Schwartz says there are several intricacies to providing a second stimulus. “Our numbers for unemployment are improving but they aren’t where we need them to be. It’s likely a second stimulus will be passed but that comes with several pros and cons,” Schwartz says. “We have to make sure we don’t pass legislation again that incentivizes people not to work.”
In the first $2.2 trillion stimulus package, millions of Americans who were laid off or furloughed were paid more money to not be working because of the $600 bonus payment that was above their normal unemployment pay. The Democratic controlled House has sent a proposal to the Republican controlled Senate that would keep this provision in tact through the end of 2020. Senate Majority Leader Mitch McConnell called this proposal ‘dead on arrival,’ saying the Senate would not approve a bill that encouraged people to not work the rest of the year. Both the Senate, House and President Trump say a second stimulus is needed but the varying changes to get it approved will be hammered out in the coming weeks.
Schwartz says getting creative by implementing the proposed back to work bonus would be a much better idea as opposed to overpaying in benefits in a second stimulus. “We all have talked with people we know who are getting paid more to be at home than when they were at their job,” Schwartz says. “This has been especially bad for the restaurant, hospitality and tourism industries, there’s no way people get back to work until the overpayment problem is fixed.
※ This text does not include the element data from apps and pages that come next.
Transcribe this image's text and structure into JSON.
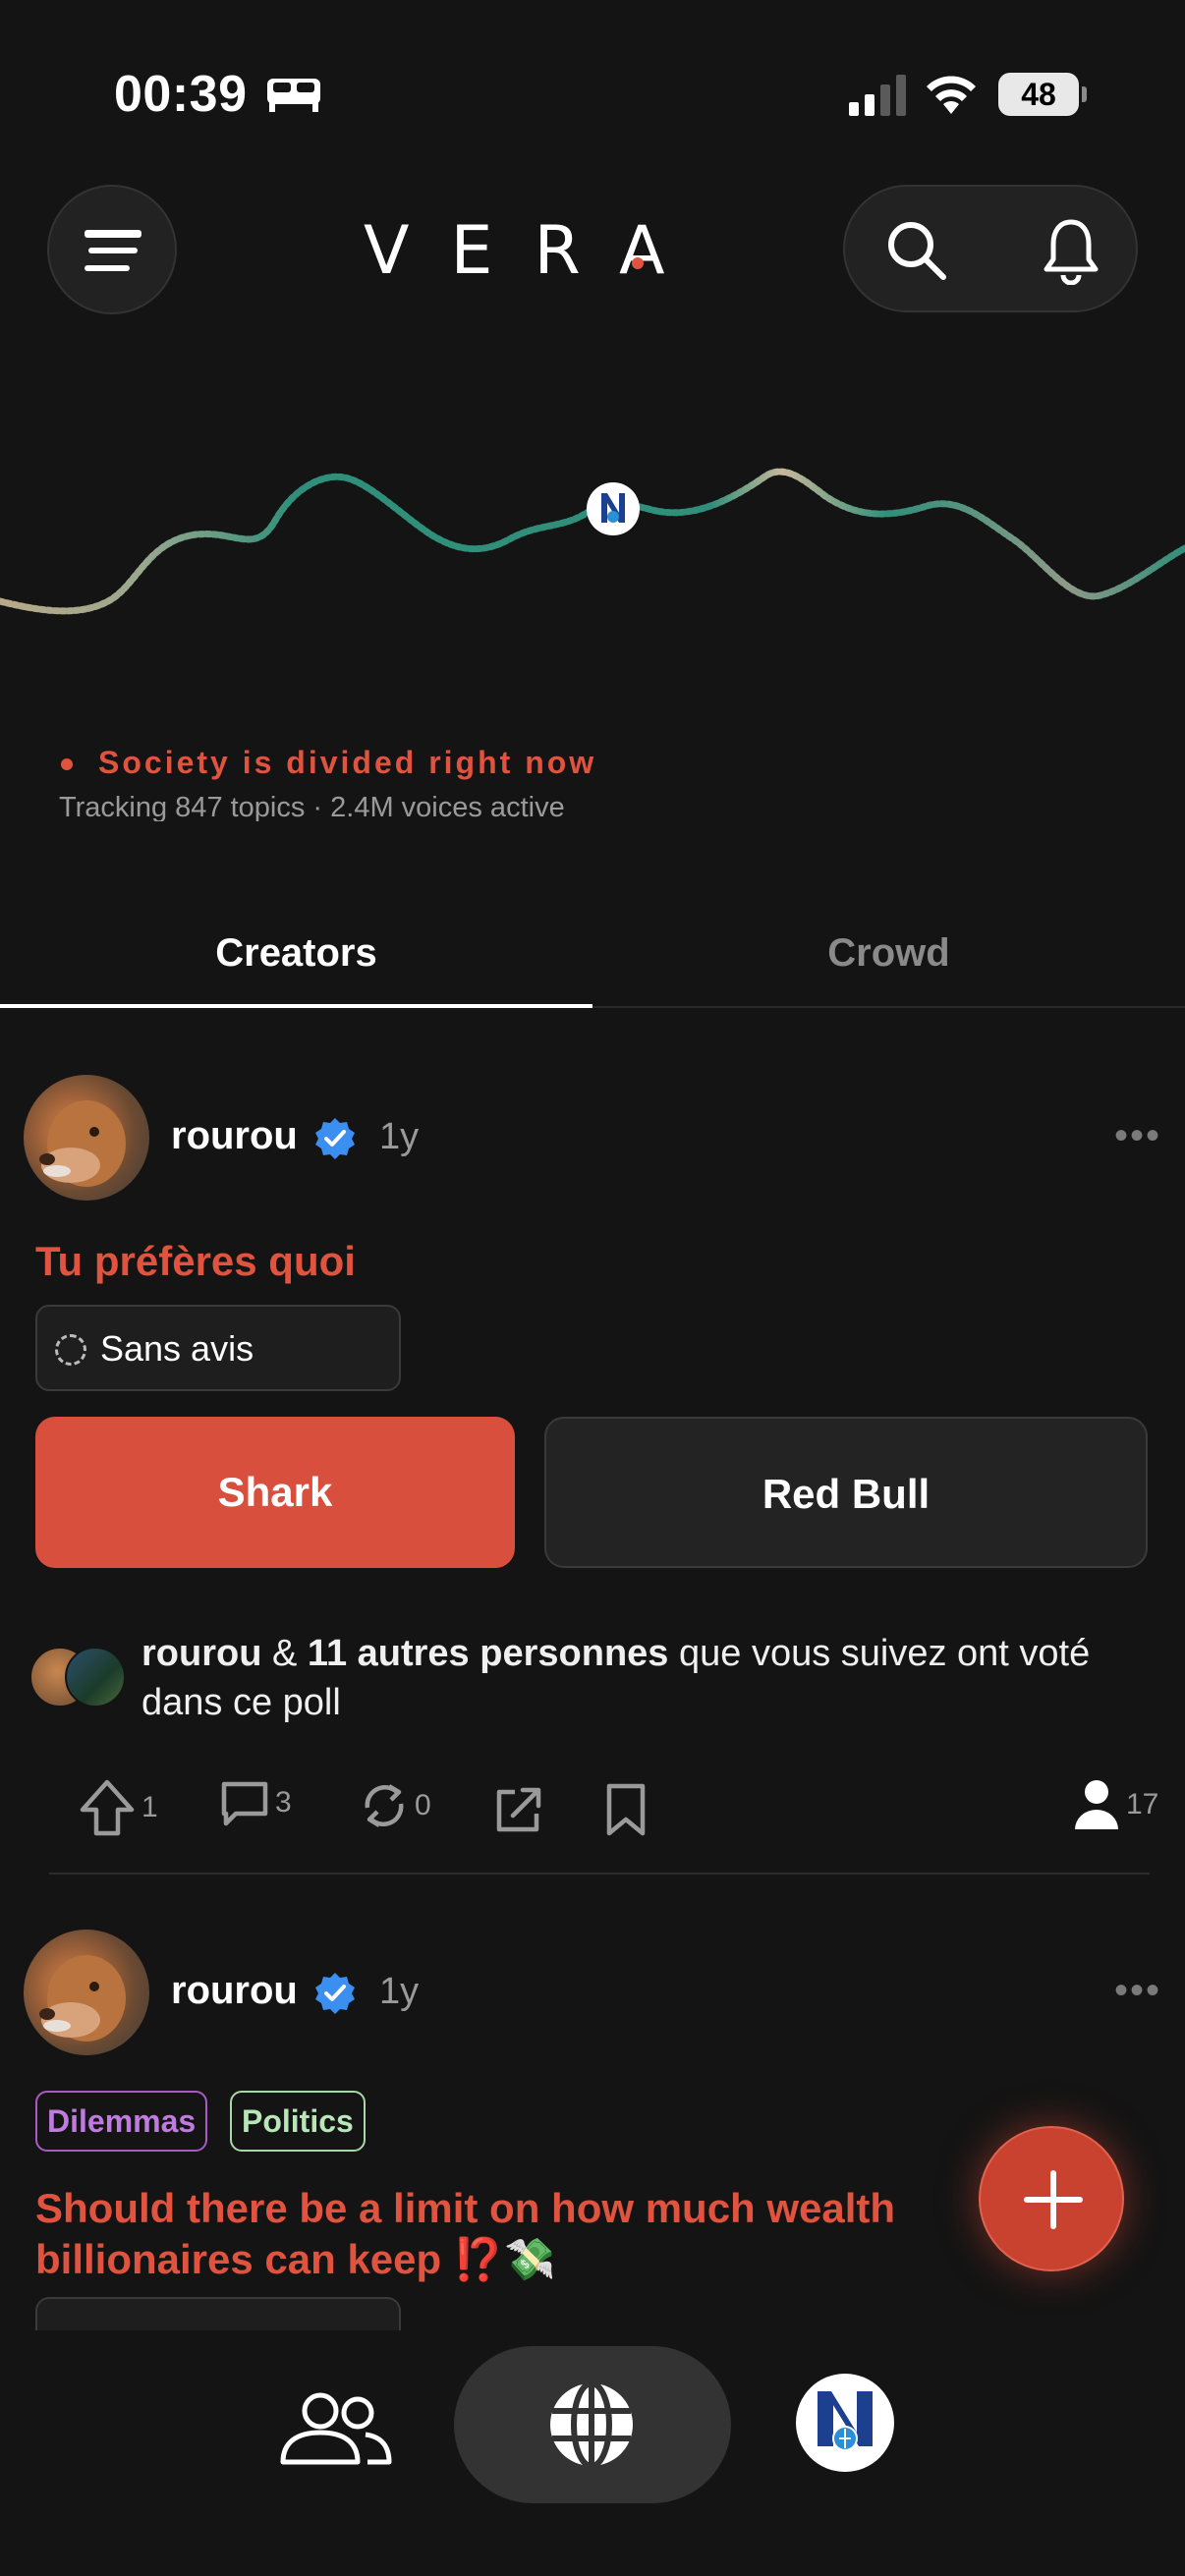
{
  "status_bar": {
    "time": "00:39",
    "battery": "48"
  },
  "header": {
    "logo": "VERA"
  },
  "hero": {
    "headline": "Society is divided right now",
    "subline": "Tracking 847 topics · 2.4M voices active"
  },
  "tabs": [
    {
      "label": "Creators",
      "active": true
    },
    {
      "label": "Crowd",
      "active": false
    }
  ],
  "post1": {
    "username": "rourou",
    "age": "1y",
    "more": "•••",
    "question": "Tu préfères quoi",
    "no_opinion": "Sans avis",
    "option_a": "Shark",
    "option_b": "Red Bull",
    "voters_bold_1": "rourou",
    "voters_amp": " & ",
    "voters_bold_2": "11 autres personnes",
    "voters_rest": " que vous suivez ont voté dans ce poll",
    "upvotes": "1",
    "comments": "3",
    "reposts": "0",
    "participants": "17"
  },
  "post2": {
    "username": "rourou",
    "age": "1y",
    "more": "•••",
    "tags": [
      "Dilemmas",
      "Politics"
    ],
    "question": "Should there be a limit on how much wealth billionaires can keep ⁉️💸"
  },
  "colors": {
    "accent": "#e0533f",
    "background": "#141414",
    "verified": "#3b8ff0"
  }
}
Employers aren’t faulting their employees for taking advantage of the money, they just don’t want to report the employees (to the unemployment claims offices) because it could sever the relationship of their employee coming back to work for them at all.”
As the coronavirus headlines continue to dominate in the United States, other countries have cautiously tamped down their case numbers as life has resumed. When asked about people simply not following guidelines Schwartz says it’s a very difficult thing to mandate. “People are packing into Walmart’s and grocery stores, millions of items are getting touched and passed inside stores like that and it’s nearly impossible to police proper distancing in there,” Schwartz says. “Couple that with people back in restaurants and itching to travel to vacation destinations, it’s good that the mortality rate is low but it’s very difficult to envision a scenario where the case number decreases anytime soon. From a financial standpoint, it’s a financial boon for some companies and total devastation for others.”